(Record set)

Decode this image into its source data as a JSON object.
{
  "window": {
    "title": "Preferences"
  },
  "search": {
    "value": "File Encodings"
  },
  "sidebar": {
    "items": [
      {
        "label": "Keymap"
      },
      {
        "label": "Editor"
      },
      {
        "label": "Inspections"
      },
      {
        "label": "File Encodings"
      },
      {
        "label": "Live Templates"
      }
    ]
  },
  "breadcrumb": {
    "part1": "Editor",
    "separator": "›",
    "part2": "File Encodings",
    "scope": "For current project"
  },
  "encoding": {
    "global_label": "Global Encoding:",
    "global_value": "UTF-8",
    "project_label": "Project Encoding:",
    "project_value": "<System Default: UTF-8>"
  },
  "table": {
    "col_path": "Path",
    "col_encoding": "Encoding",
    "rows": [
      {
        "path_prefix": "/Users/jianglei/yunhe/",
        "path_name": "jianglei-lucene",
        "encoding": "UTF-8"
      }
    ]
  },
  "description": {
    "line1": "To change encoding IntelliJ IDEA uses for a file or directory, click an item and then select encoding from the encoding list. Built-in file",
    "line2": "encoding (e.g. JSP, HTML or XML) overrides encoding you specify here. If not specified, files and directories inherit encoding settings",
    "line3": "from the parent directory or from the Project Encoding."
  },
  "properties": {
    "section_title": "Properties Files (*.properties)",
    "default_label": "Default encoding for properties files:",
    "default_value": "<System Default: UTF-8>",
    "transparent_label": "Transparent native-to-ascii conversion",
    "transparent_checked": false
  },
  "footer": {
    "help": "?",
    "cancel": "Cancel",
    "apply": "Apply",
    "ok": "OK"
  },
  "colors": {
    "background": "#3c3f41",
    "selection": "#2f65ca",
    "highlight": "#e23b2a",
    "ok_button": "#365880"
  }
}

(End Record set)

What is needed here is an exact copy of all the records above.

Decode this image into its source data as a JSON object.
{
  "window": {
    "title": "Preferences"
  },
  "search": {
    "value": "File Encodings"
  },
  "sidebar": {
    "items": [
      {
        "label": "Keymap"
      },
      {
        "label": "Editor"
      },
      {
        "label": "Inspections"
      },
      {
        "label": "File Encodings"
      },
      {
        "label": "Live Templates"
      }
    ]
  },
  "breadcrumb": {
    "part1": "Editor",
    "separator": "›",
    "part2": "File Encodings",
    "scope": "For current project"
  },
  "encoding": {
    "global_label": "Global Encoding:",
    "global_value": "UTF-8",
    "project_label": "Project Encoding:",
    "project_value": "<System Default: UTF-8>"
  },
  "table": {
    "col_path": "Path",
    "col_encoding": "Encoding",
    "rows": [
      {
        "path_prefix": "/Users/jianglei/yunhe/",
        "path_name": "jianglei-lucene",
        "encoding": "UTF-8"
      }
    ]
  },
  "description": {
    "line1": "To change encoding IntelliJ IDEA uses for a file or directory, click an item and then select encoding from the encoding list. Built-in file",
    "line2": "encoding (e.g. JSP, HTML or XML) overrides encoding you specify here. If not specified, files and directories inherit encoding settings",
    "line3": "from the parent directory or from the Project Encoding."
  },
  "properties": {
    "section_title": "Properties Files (*.properties)",
    "default_label": "Default encoding for properties files:",
    "default_value": "<System Default: UTF-8>",
    "transparent_label": "Transparent native-to-ascii conversion",
    "transparent_checked": false
  },
  "footer": {
    "help": "?",
    "cancel": "Cancel",
    "apply": "Apply",
    "ok": "OK"
  },
  "colors": {
    "background": "#3c3f41",
    "selection": "#2f65ca",
    "highlight": "#e23b2a",
    "ok_button": "#365880"
  }
}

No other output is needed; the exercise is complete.